Biodiversity leaves with the trees

Forests are diverse habitats. In fact, tropical forests harbor 62% of the planet’s land-dwelling vertebrates, twice the amount that calls any other terrestrial biome home.

Forests don’t grow overnight; they take centuries to mature. It is in these mature forests that wildlife thrives.

Deforestation significantly impacts the planet’s biodiversity, with one of the most unfortunate consequences being the loss of habitat for millions of species. When forests are cleared, it disrupts the ecological balance, affecting vital parts of an ecosystem such as pollination pathways, freshwater supplies, seed dispersal, and climate regulation. This habitat destruction dramatically reduces species diversity and abundance, pushing many species towards endangerment or extinction. According to a report by the Science Panel for the Amazon, more than 10,000 species of plants and animals are at high risk of extinction due to the destruction of the Amazon rainforest.

The social impact of deforestation: How tree loss affects people and communities

The ravages of deforestation directly impact human societies, particularly those living in and around these wooded areas. Many indigenous communities rely on forests for their livelihood, culture, and survival. The depletion of these environments threatens their way of life, leading to conflict, displacement, and the loss of cultural heritage.

Furthermore, deforestation has direct implications for global food security. Forests play a crucial role in regulating water cycles; their destruction affects rainfall patterns and water availability for agricultural purposes.

Additionally, Forests are home to a vast array of plants and animals, many of which are vital for pollination, pest control, and maintaining soil fertility.
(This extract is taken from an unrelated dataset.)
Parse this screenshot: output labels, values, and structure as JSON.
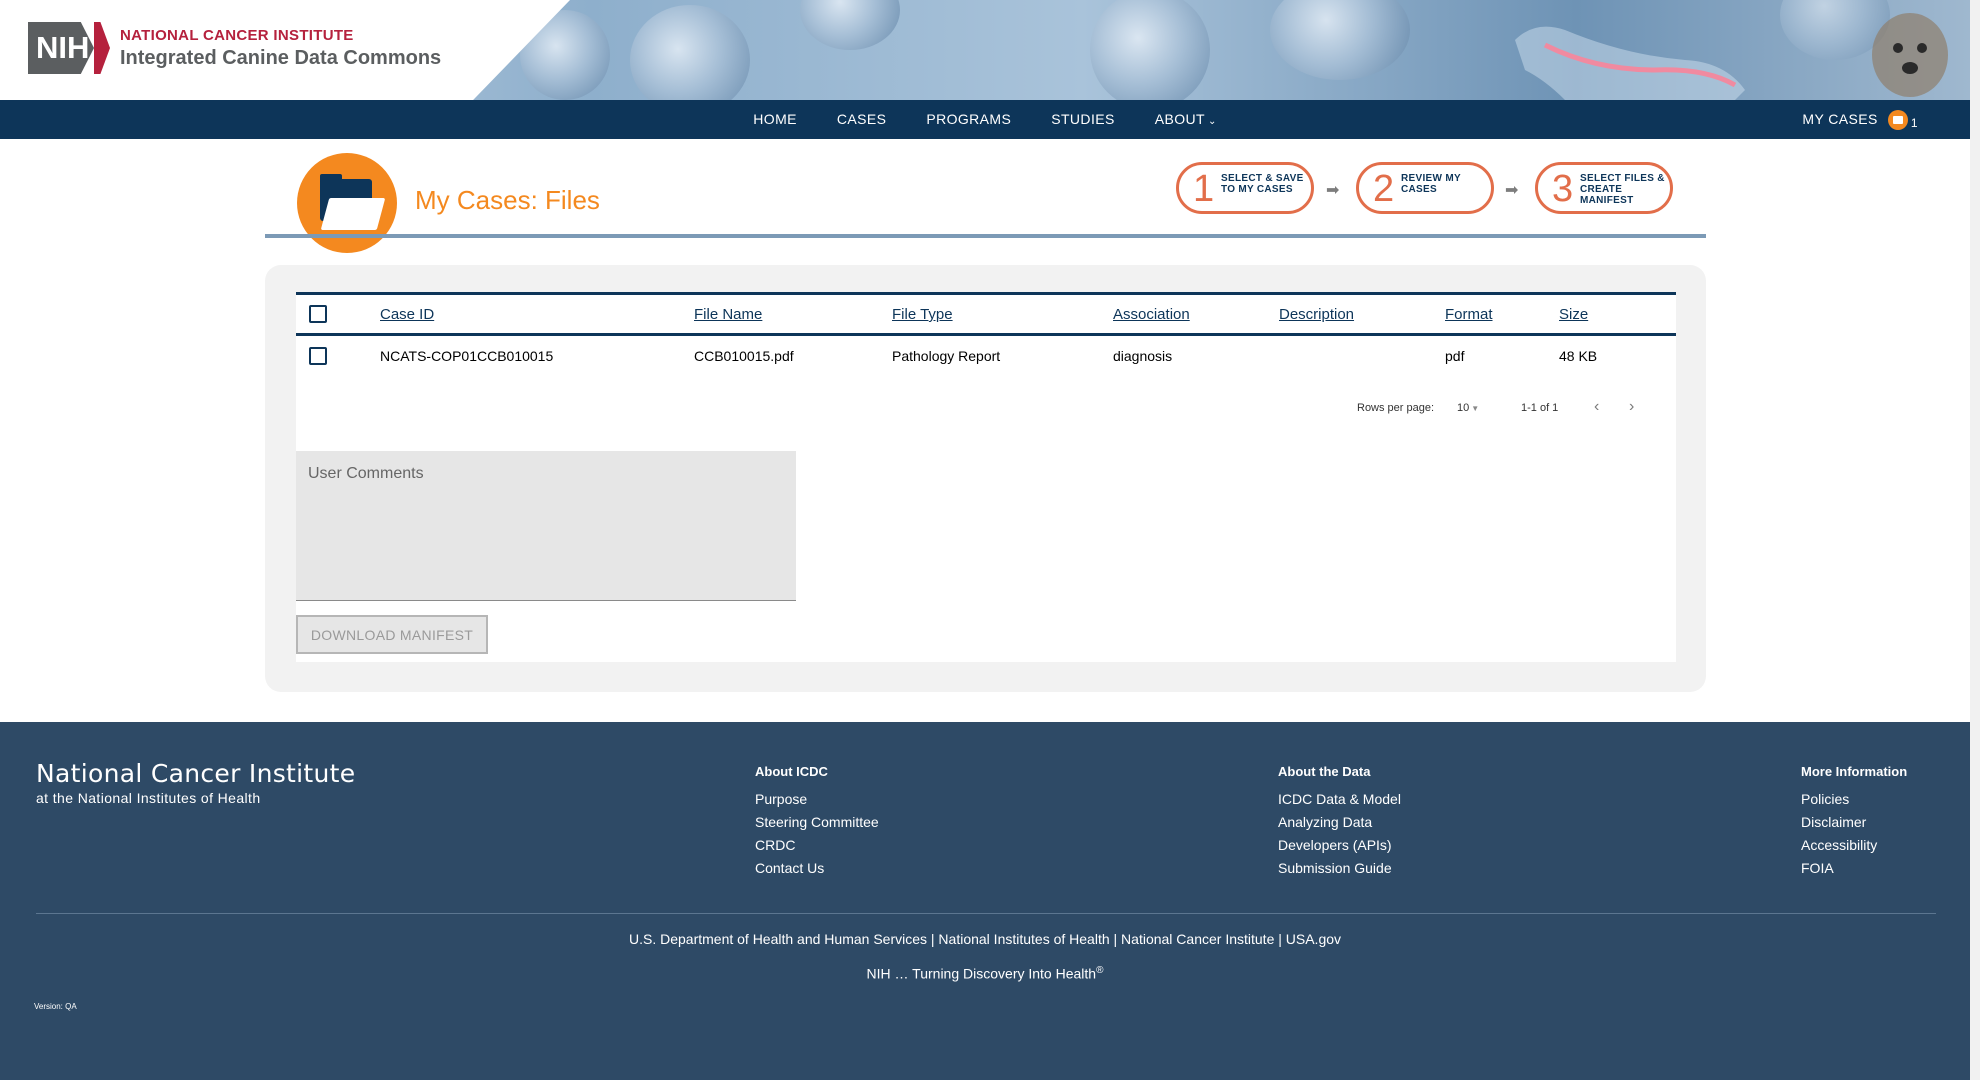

Deforestation disrupts these ecological services, affecting crop yields and food diversity. Furthermore, clearing forests for agricultural expansion often involves cultivating a narrow range of crops, which can lead to soil degradation and a decrease in land productivity over time. This shift affects not only the quantity and quality of food available but also the nutritional diversity of diets, particularly in rural areas where people rely heavily on forest resources for their dietary needs.
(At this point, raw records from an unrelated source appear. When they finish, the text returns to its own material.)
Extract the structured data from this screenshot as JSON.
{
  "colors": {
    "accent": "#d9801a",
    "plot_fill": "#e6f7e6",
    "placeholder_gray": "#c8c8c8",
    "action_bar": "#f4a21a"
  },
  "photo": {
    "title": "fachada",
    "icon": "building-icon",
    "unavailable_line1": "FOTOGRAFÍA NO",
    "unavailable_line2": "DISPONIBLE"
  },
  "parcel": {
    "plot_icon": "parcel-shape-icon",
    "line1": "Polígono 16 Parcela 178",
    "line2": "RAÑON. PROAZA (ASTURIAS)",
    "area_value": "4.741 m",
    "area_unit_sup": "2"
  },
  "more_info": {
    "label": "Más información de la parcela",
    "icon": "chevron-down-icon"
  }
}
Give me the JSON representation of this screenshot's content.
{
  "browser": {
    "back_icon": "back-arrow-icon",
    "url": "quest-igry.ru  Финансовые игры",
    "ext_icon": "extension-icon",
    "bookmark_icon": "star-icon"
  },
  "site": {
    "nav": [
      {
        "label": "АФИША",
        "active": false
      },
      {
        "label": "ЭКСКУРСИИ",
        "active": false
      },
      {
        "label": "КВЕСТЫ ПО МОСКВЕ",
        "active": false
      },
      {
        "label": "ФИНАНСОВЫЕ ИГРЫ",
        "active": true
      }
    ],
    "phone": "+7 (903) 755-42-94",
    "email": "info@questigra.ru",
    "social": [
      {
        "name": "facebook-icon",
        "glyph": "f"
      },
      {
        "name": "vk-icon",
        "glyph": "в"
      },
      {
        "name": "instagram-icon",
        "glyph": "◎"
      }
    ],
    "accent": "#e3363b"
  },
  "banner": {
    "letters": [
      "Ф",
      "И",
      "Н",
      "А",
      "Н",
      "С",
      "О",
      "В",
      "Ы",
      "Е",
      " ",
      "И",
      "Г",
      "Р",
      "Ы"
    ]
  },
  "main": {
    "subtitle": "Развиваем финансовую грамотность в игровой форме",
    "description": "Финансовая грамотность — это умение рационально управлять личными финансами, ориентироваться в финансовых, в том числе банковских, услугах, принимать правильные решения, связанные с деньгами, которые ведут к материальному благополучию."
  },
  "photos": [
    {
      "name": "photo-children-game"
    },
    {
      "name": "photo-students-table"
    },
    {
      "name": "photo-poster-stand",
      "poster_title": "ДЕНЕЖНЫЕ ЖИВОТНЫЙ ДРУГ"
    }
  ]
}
Turning over a new leaf to reverse deforestation trends worldwide

Deforestation is a worldwide problem requiring global solutions. The most viable strategies involve deforestation regulation, changing consumer buying habits, and new technologies that allow Tree-Free products to be produced at scale.

From a regulation perspective, the UN is part of the Collaborative Partnership on Forests to stop deforestation globally. Significant changes like this also often start with government regulation and intervention to enhance these changes.

To change consumer buying habits, we need to educate. Most consumers don’t realize that it takes 32 million trees annually to make our coffee cups or that 27,000 trees are felled daily for our toilet paper consumption in the US alone. What is even more important to know is that we don’t need trees to make paper. We can use grasses like bamboo and miscanthus, as well as agricultural byproducts like bagasse from sugar cane. Once consumers realize the impact their choices of everyday essentials have on the environment, legacy players will be forced to choose alternative solutions.

The scourge of deforestation is an urgent environmental crisis with far-reaching impacts on climate, biodiversity, and human societies. Its continuation spells disaster for the global ecosystem and the delicate balance that sustains life on Earth. However, through concerted efforts encompassing policy changes, conservation initiatives, and shifts in consumer behavior, there is hope. By unearthing the truth about deforestation, we can sow the seeds for a greener, more sustainable future for our planet.


ralph bianculli

Ralph Bianculli is the CEO and Founder of Emerald Ecovations. Established with a vision to reduce waste and promote environmental consciousness, Emerald Ecovations has been at the forefront of the green movement for over a decade.

With a passion for creating a positive impact on the environment, Ralph has dedicated his career to promoting sustainable practices within the business world.